NRN participants reflected on the following questions: 

What was new to you in tonight’s review of existing school and police protocols? 

  • I gained a new understanding that juveniles often aren’t charged with a crime and that the police and school partner to implement restorative justice. Good to see that the police partners with the community.

  • I didn't realize that our schools could be held legally responsible for not addressing bullying, hazing and enforcing discipline.

  • Some of the information regarding police protocols was new to me.

  • There is a great deal that goes on behind the scenes with NPD and NPS and the part that involves individuals cannot be made public. Most people are unaware of these protocols which can be a problem because people think there has been no response or an inadequate one.

  • I had not realized that the diversion program was created to fill an accountability/learning vacuum because there's no legal consequence when a minor enacts a hate crime in a public, non-school setting.

What have been your groups’ lived experiences around local protocols having to do with hate/bias incidents? Do you have any suggestions for addressing and engaging parenting and community concerns? 

  • A more in-depth review of police and school protocols would be valuable.

  • I would like to see more interactive and story-based school district assemblies, community meetings, etc.  

  • It's important that communities know what the protocols are, and why they are what they are. The limits and protocols that the police are required to follow may seem to have little impact on the perpetrator through the lens of those that have been victimized.

  • Publicizing the procedures is important, including examples of how various types of incidents are handled. People tend to talk with friends and neighbors, and post on social media, such as the Needham FB page. Sometimes the person who is targeted posts there, some have gone to a town group like the police, usually not. People are distressed about the incident and often about the response. Readers respond with advice and strong opinions, often not based on any factual information. It can be hard to untangle these events once they have been publicized on social media. Finding places for posting about the official protocols is key. Communications that happen within the school community are sent to students, staff and parents but are not seen by the rest of the community.

  • I really wish there were a robust disability awareness curriculum in the schools so that neurodiversity can be normalized, and kids have an opportunity to learn and ask questions about ability differences. 

How might a community response protocol be able to complement and support existing protocols? Are there ways in which a community response could hinder existing protocols, if not implemented thoughtfully?

  • Utilize the practice: “Simple, easy to understand- remember”’ or "See something, say something". We could accidentally respond incorrectly if we do not have all the facts. Gathering all the information takes time so we need an easy-to-understand communication that describes - "Pause, patience, we're gathering all the facts".
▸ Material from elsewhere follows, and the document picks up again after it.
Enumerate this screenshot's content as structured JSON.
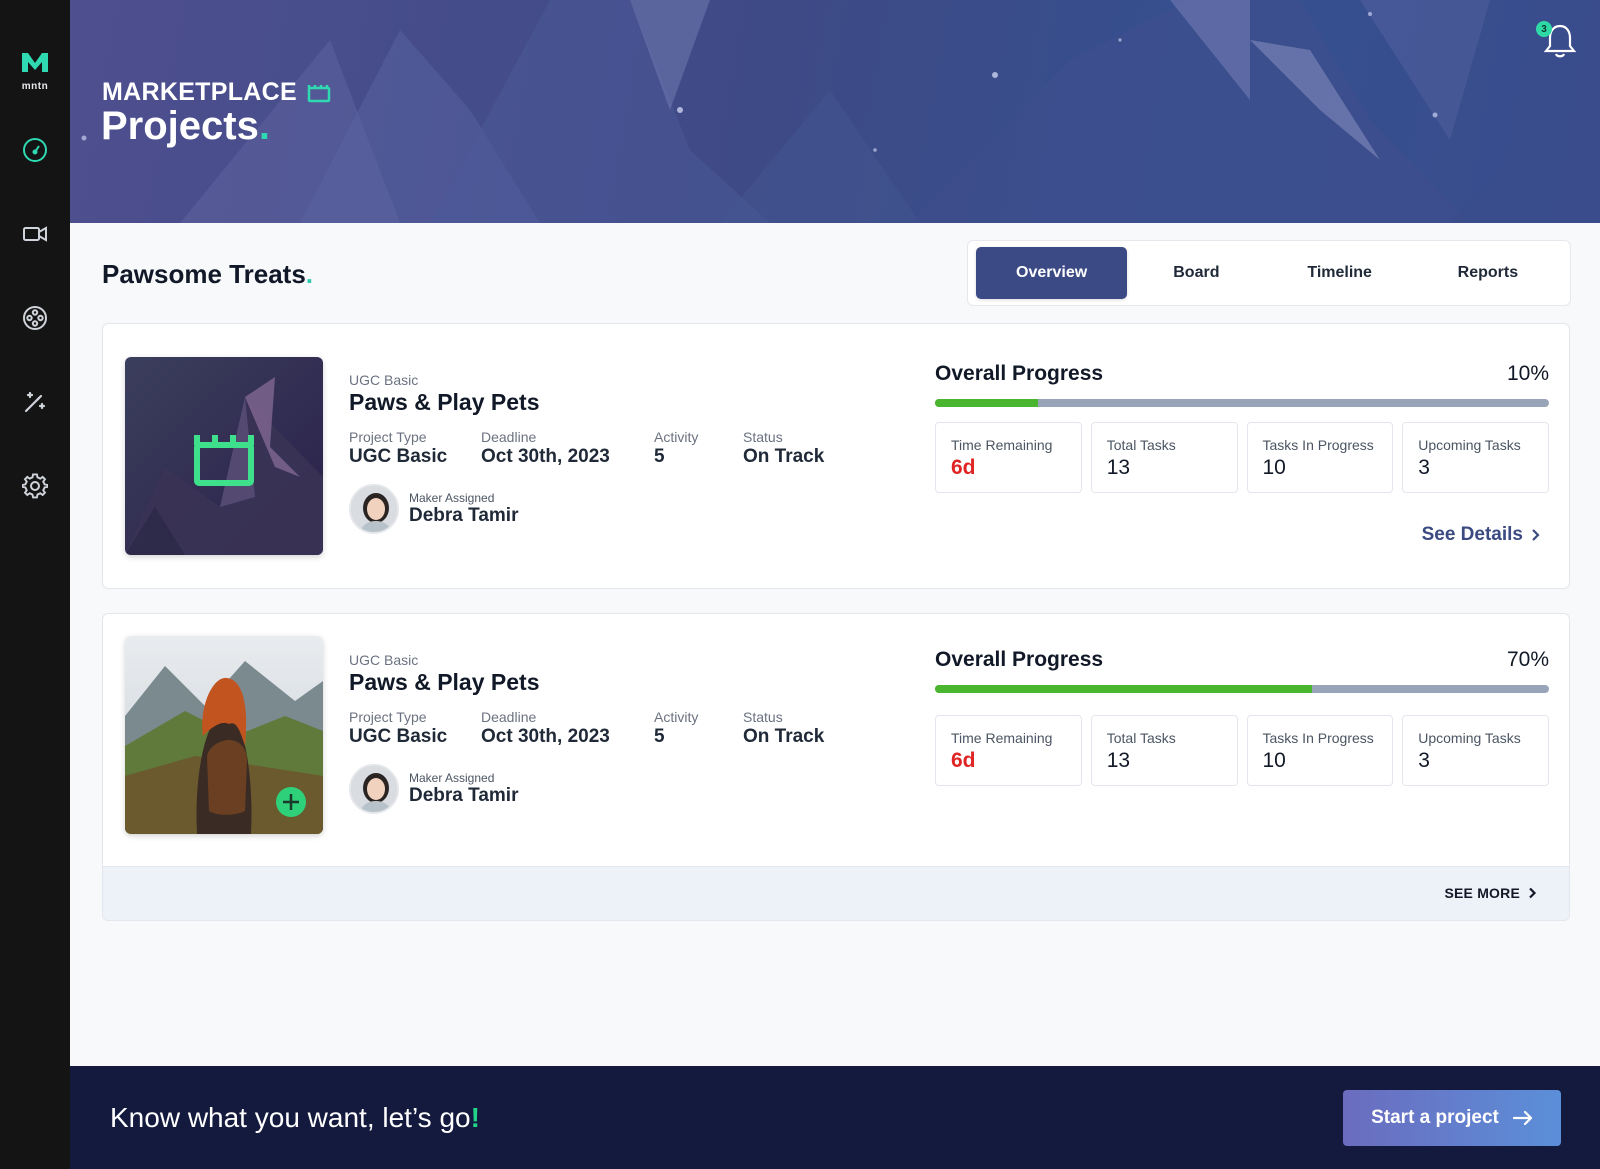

  • It is important that the community response teams are proactive in informing the community of the protocols. This way when issues arise, we can spend time reacting to the issue and not the protocols that may influence the preferred outcome.

  • A community response protocol would need to be developed with honest input from the groups that currently have protocols - NPD, NPS and HRC and probably some town protocols. NRN has a robust representation of other groups that might be responding such as NDI, EJN, houses of worship, political parties and various identity groups. A community response has to be one that develops trust from community groups and is widely known to resident groups.
  • The Needham Interfaith Clergy Association has talked about developing some generic responses that could help the group respond quickly in a crisis situation.

  • I wish the police had more information about the disabilities of kids. That would be useful generally. I assume that if a child with a disability causes a hate crime, the police would be informed about the disability and the consequence would be skill-level appropriate.

A heart-felt thank you to all of our NRN participants for their thoughtful and insightful comments and suggestions.